**Your instructions**
From the data, return each line holding the word "icon".

** Supplied records follows **

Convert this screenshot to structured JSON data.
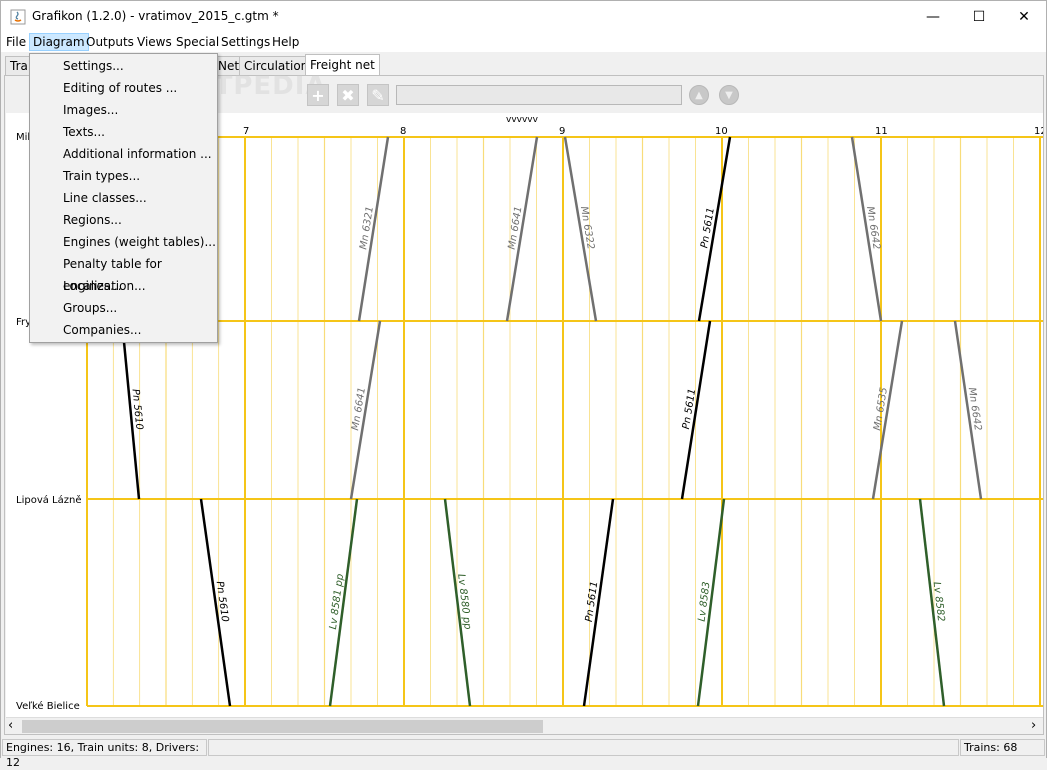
{
  "window": {
    "title": "Grafikon (1.2.0) - vratimov_2015_c.gtm *",
    "minimize": "—",
    "maximize": "☐",
    "close": "✕"
  },
  "menubar": {
    "items": [
      "File",
      "Diagram",
      "Outputs",
      "Views",
      "Special",
      "Settings",
      "Help"
    ],
    "active": "Diagram"
  },
  "tabs": {
    "items": [
      "Trai",
      "Net",
      "Circulations",
      "Freight net"
    ],
    "active": "Freight net"
  },
  "toolbar": {
    "add": "+",
    "remove": "✖",
    "edit": "✎",
    "up": "▲",
    "down": "▼",
    "search_value": ""
  },
  "watermark": "SOFTPEDIA",
  "diagram_menu": {
    "items": [
      "Settings...",
      "Editing of routes ...",
      "Images...",
      "Texts...",
      "Additional information ...",
      "Train types...",
      "Line classes...",
      "Regions...",
      "Engines (weight tables)...",
      "Penalty table for engines...",
      "Localization...",
      "Groups...",
      "Companies..."
    ]
  },
  "graph": {
    "route_label": "vvvvvv",
    "hours": [
      "7",
      "8",
      "9",
      "10",
      "11",
      "12"
    ],
    "stations": [
      "Mik",
      "Fry",
      "Lipová Lázně",
      "Veľké Bielice"
    ],
    "colors": {
      "grid": "#f5c518",
      "grid_minor": "#f8dc7a",
      "black": "#000000",
      "gray": "#707070",
      "green": "#2f5f2a"
    },
    "trains": [
      {
        "name": "Mn 6321",
        "color": "gray"
      },
      {
        "name": "Mn 6641",
        "color": "gray"
      },
      {
        "name": "Mn 6322",
        "color": "gray"
      },
      {
        "name": "Pn 5611",
        "color": "black"
      },
      {
        "name": "Mn 6642",
        "color": "gray"
      },
      {
        "name": "Pn 5610",
        "color": "black"
      },
      {
        "name": "Mn 6641",
        "color": "gray"
      },
      {
        "name": "Pn 5611",
        "color": "black"
      },
      {
        "name": "Mn 6535",
        "color": "gray"
      },
      {
        "name": "Mn 6642",
        "color": "gray"
      },
      {
        "name": "Pn 5610",
        "color": "black"
      },
      {
        "name": "Lv 8581 pp",
        "color": "green"
      },
      {
        "name": "Lv 8580 pp",
        "color": "green"
      },
      {
        "name": "Pn 5611",
        "color": "black"
      },
      {
        "name": "Lv 8583",
        "color": "green"
      },
      {
        "name": "Lv 8582",
        "color": "green"
      }
    ]
  },
  "scroll": {
    "left": "‹",
    "right": "›"
  },
  "status": {
    "left": "Engines: 16, Train units: 8, Drivers: 12",
    "right": "Trains: 68"
  }
}
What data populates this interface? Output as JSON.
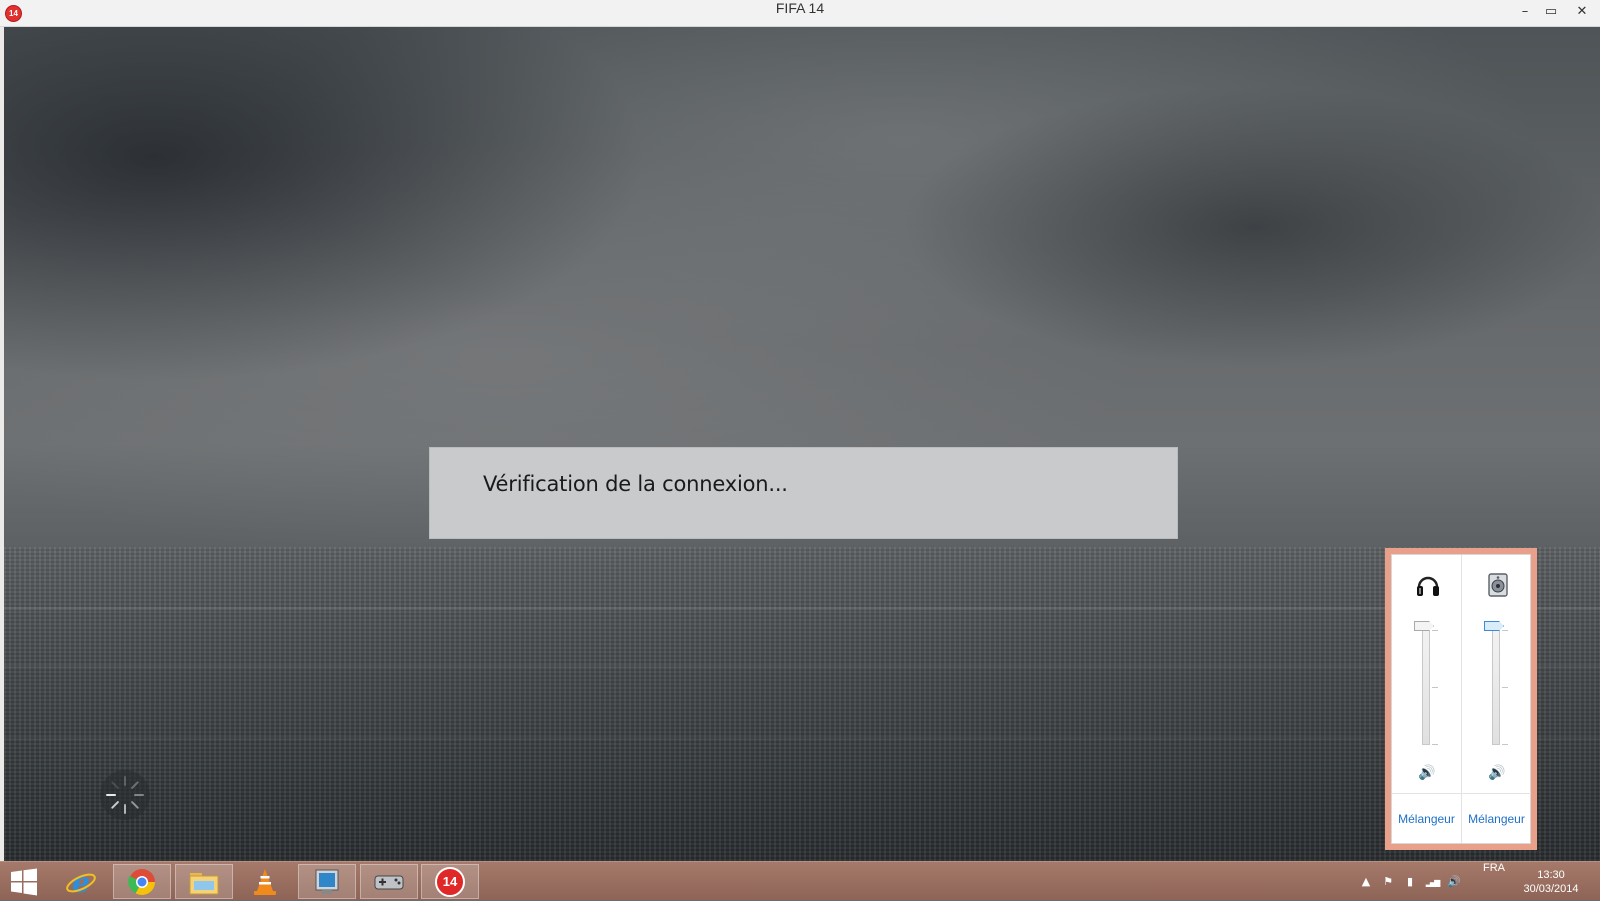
{
  "window": {
    "title": "FIFA 14",
    "app_badge": "14",
    "minimize_glyph": "–",
    "maximize_glyph": "▭",
    "close_glyph": "✕"
  },
  "game": {
    "message": "Vérification de la connexion..."
  },
  "volume_mixer": {
    "devices": [
      {
        "icon": "headphones-icon",
        "level": 1.0,
        "active": false,
        "mixer_label": "Mélangeur"
      },
      {
        "icon": "speaker-device-icon",
        "level": 1.0,
        "active": true,
        "mixer_label": "Mélangeur"
      }
    ],
    "speaker_glyph": "🔊"
  },
  "taskbar": {
    "pinned": [
      {
        "name": "internet-explorer-icon",
        "active": false
      },
      {
        "name": "chrome-icon",
        "active": true
      },
      {
        "name": "file-explorer-icon",
        "active": true
      },
      {
        "name": "vlc-icon",
        "active": false
      },
      {
        "name": "computer-icon",
        "active": true
      },
      {
        "name": "gamepad-icon",
        "active": true
      },
      {
        "name": "fifa-icon",
        "active": true
      }
    ],
    "fifa_badge": "14",
    "tray": {
      "show_hidden_glyph": "▲",
      "flag_glyph": "⚑",
      "battery_glyph": "▮",
      "signal_glyph": "▂▄▆",
      "volume_glyph": "🔊"
    },
    "language": "FRA",
    "time": "13:30",
    "date": "30/03/2014"
  },
  "colors": {
    "taskbar": "#9a6f61",
    "flyout_border": "#e8a08a",
    "link": "#1e6fc8",
    "message_box": "#c8cacc"
  }
}
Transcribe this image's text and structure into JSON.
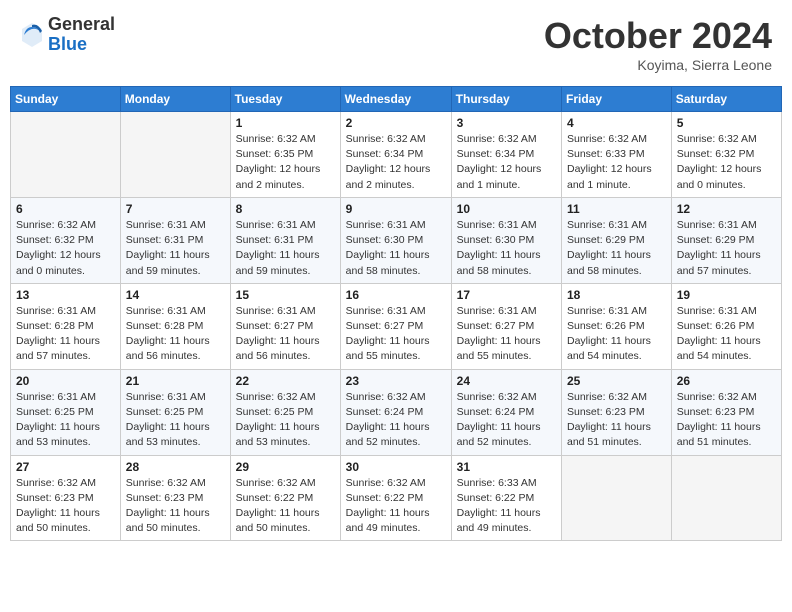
{
  "header": {
    "logo_general": "General",
    "logo_blue": "Blue",
    "month_title": "October 2024",
    "location": "Koyima, Sierra Leone"
  },
  "days_of_week": [
    "Sunday",
    "Monday",
    "Tuesday",
    "Wednesday",
    "Thursday",
    "Friday",
    "Saturday"
  ],
  "weeks": [
    [
      {
        "day": "",
        "sunrise": "",
        "sunset": "",
        "daylight": ""
      },
      {
        "day": "",
        "sunrise": "",
        "sunset": "",
        "daylight": ""
      },
      {
        "day": "1",
        "sunrise": "Sunrise: 6:32 AM",
        "sunset": "Sunset: 6:35 PM",
        "daylight": "Daylight: 12 hours and 2 minutes."
      },
      {
        "day": "2",
        "sunrise": "Sunrise: 6:32 AM",
        "sunset": "Sunset: 6:34 PM",
        "daylight": "Daylight: 12 hours and 2 minutes."
      },
      {
        "day": "3",
        "sunrise": "Sunrise: 6:32 AM",
        "sunset": "Sunset: 6:34 PM",
        "daylight": "Daylight: 12 hours and 1 minute."
      },
      {
        "day": "4",
        "sunrise": "Sunrise: 6:32 AM",
        "sunset": "Sunset: 6:33 PM",
        "daylight": "Daylight: 12 hours and 1 minute."
      },
      {
        "day": "5",
        "sunrise": "Sunrise: 6:32 AM",
        "sunset": "Sunset: 6:32 PM",
        "daylight": "Daylight: 12 hours and 0 minutes."
      }
    ],
    [
      {
        "day": "6",
        "sunrise": "Sunrise: 6:32 AM",
        "sunset": "Sunset: 6:32 PM",
        "daylight": "Daylight: 12 hours and 0 minutes."
      },
      {
        "day": "7",
        "sunrise": "Sunrise: 6:31 AM",
        "sunset": "Sunset: 6:31 PM",
        "daylight": "Daylight: 11 hours and 59 minutes."
      },
      {
        "day": "8",
        "sunrise": "Sunrise: 6:31 AM",
        "sunset": "Sunset: 6:31 PM",
        "daylight": "Daylight: 11 hours and 59 minutes."
      },
      {
        "day": "9",
        "sunrise": "Sunrise: 6:31 AM",
        "sunset": "Sunset: 6:30 PM",
        "daylight": "Daylight: 11 hours and 58 minutes."
      },
      {
        "day": "10",
        "sunrise": "Sunrise: 6:31 AM",
        "sunset": "Sunset: 6:30 PM",
        "daylight": "Daylight: 11 hours and 58 minutes."
      },
      {
        "day": "11",
        "sunrise": "Sunrise: 6:31 AM",
        "sunset": "Sunset: 6:29 PM",
        "daylight": "Daylight: 11 hours and 58 minutes."
      },
      {
        "day": "12",
        "sunrise": "Sunrise: 6:31 AM",
        "sunset": "Sunset: 6:29 PM",
        "daylight": "Daylight: 11 hours and 57 minutes."
      }
    ],
    [
      {
        "day": "13",
        "sunrise": "Sunrise: 6:31 AM",
        "sunset": "Sunset: 6:28 PM",
        "daylight": "Daylight: 11 hours and 57 minutes."
      },
      {
        "day": "14",
        "sunrise": "Sunrise: 6:31 AM",
        "sunset": "Sunset: 6:28 PM",
        "daylight": "Daylight: 11 hours and 56 minutes."
      },
      {
        "day": "15",
        "sunrise": "Sunrise: 6:31 AM",
        "sunset": "Sunset: 6:27 PM",
        "daylight": "Daylight: 11 hours and 56 minutes."
      },
      {
        "day": "16",
        "sunrise": "Sunrise: 6:31 AM",
        "sunset": "Sunset: 6:27 PM",
        "daylight": "Daylight: 11 hours and 55 minutes."
      },
      {
        "day": "17",
        "sunrise": "Sunrise: 6:31 AM",
        "sunset": "Sunset: 6:27 PM",
        "daylight": "Daylight: 11 hours and 55 minutes."
      },
      {
        "day": "18",
        "sunrise": "Sunrise: 6:31 AM",
        "sunset": "Sunset: 6:26 PM",
        "daylight": "Daylight: 11 hours and 54 minutes."
      },
      {
        "day": "19",
        "sunrise": "Sunrise: 6:31 AM",
        "sunset": "Sunset: 6:26 PM",
        "daylight": "Daylight: 11 hours and 54 minutes."
      }
    ],
    [
      {
        "day": "20",
        "sunrise": "Sunrise: 6:31 AM",
        "sunset": "Sunset: 6:25 PM",
        "daylight": "Daylight: 11 hours and 53 minutes."
      },
      {
        "day": "21",
        "sunrise": "Sunrise: 6:31 AM",
        "sunset": "Sunset: 6:25 PM",
        "daylight": "Daylight: 11 hours and 53 minutes."
      },
      {
        "day": "22",
        "sunrise": "Sunrise: 6:32 AM",
        "sunset": "Sunset: 6:25 PM",
        "daylight": "Daylight: 11 hours and 53 minutes."
      },
      {
        "day": "23",
        "sunrise": "Sunrise: 6:32 AM",
        "sunset": "Sunset: 6:24 PM",
        "daylight": "Daylight: 11 hours and 52 minutes."
      },
      {
        "day": "24",
        "sunrise": "Sunrise: 6:32 AM",
        "sunset": "Sunset: 6:24 PM",
        "daylight": "Daylight: 11 hours and 52 minutes."
      },
      {
        "day": "25",
        "sunrise": "Sunrise: 6:32 AM",
        "sunset": "Sunset: 6:23 PM",
        "daylight": "Daylight: 11 hours and 51 minutes."
      },
      {
        "day": "26",
        "sunrise": "Sunrise: 6:32 AM",
        "sunset": "Sunset: 6:23 PM",
        "daylight": "Daylight: 11 hours and 51 minutes."
      }
    ],
    [
      {
        "day": "27",
        "sunrise": "Sunrise: 6:32 AM",
        "sunset": "Sunset: 6:23 PM",
        "daylight": "Daylight: 11 hours and 50 minutes."
      },
      {
        "day": "28",
        "sunrise": "Sunrise: 6:32 AM",
        "sunset": "Sunset: 6:23 PM",
        "daylight": "Daylight: 11 hours and 50 minutes."
      },
      {
        "day": "29",
        "sunrise": "Sunrise: 6:32 AM",
        "sunset": "Sunset: 6:22 PM",
        "daylight": "Daylight: 11 hours and 50 minutes."
      },
      {
        "day": "30",
        "sunrise": "Sunrise: 6:32 AM",
        "sunset": "Sunset: 6:22 PM",
        "daylight": "Daylight: 11 hours and 49 minutes."
      },
      {
        "day": "31",
        "sunrise": "Sunrise: 6:33 AM",
        "sunset": "Sunset: 6:22 PM",
        "daylight": "Daylight: 11 hours and 49 minutes."
      },
      {
        "day": "",
        "sunrise": "",
        "sunset": "",
        "daylight": ""
      },
      {
        "day": "",
        "sunrise": "",
        "sunset": "",
        "daylight": ""
      }
    ]
  ]
}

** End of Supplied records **

**Exercise answer**
        "icon": "headphones-icon",
        "icon": "speaker-device-icon",
        "name": "internet-explorer-icon",
        "name": "chrome-icon",
        "name": "file-explorer-icon",
        "name": "vlc-icon",
        "name": "computer-icon",
        "name": "gamepad-icon",
        "name": "fifa-icon",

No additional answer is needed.